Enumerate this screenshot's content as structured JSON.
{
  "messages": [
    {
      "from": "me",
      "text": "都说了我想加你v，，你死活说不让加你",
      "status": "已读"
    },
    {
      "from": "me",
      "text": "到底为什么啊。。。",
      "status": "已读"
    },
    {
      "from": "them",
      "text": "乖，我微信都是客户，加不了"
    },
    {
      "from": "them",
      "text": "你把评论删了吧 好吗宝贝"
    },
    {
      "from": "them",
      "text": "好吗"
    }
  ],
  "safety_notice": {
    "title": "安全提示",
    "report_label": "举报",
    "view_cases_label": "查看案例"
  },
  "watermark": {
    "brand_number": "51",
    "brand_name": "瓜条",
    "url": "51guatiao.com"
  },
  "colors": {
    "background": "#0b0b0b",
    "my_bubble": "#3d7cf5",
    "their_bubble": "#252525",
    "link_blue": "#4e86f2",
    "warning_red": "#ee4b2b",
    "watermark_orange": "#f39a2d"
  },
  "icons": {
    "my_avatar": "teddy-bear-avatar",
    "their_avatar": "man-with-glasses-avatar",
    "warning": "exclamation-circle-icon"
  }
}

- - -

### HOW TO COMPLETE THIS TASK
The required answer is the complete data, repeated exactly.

### TASK SOLUTION
Enumerate this screenshot's content as structured JSON.
{
  "messages": [
    {
      "from": "me",
      "text": "都说了我想加你v，，你死活说不让加你",
      "status": "已读"
    },
    {
      "from": "me",
      "text": "到底为什么啊。。。",
      "status": "已读"
    },
    {
      "from": "them",
      "text": "乖，我微信都是客户，加不了"
    },
    {
      "from": "them",
      "text": "你把评论删了吧 好吗宝贝"
    },
    {
      "from": "them",
      "text": "好吗"
    }
  ],
  "safety_notice": {
    "title": "安全提示",
    "report_label": "举报",
    "view_cases_label": "查看案例"
  },
  "watermark": {
    "brand_number": "51",
    "brand_name": "瓜条",
    "url": "51guatiao.com"
  },
  "colors": {
    "background": "#0b0b0b",
    "my_bubble": "#3d7cf5",
    "their_bubble": "#252525",
    "link_blue": "#4e86f2",
    "warning_red": "#ee4b2b",
    "watermark_orange": "#f39a2d"
  },
  "icons": {
    "my_avatar": "teddy-bear-avatar",
    "their_avatar": "man-with-glasses-avatar",
    "warning": "exclamation-circle-icon"
  }
}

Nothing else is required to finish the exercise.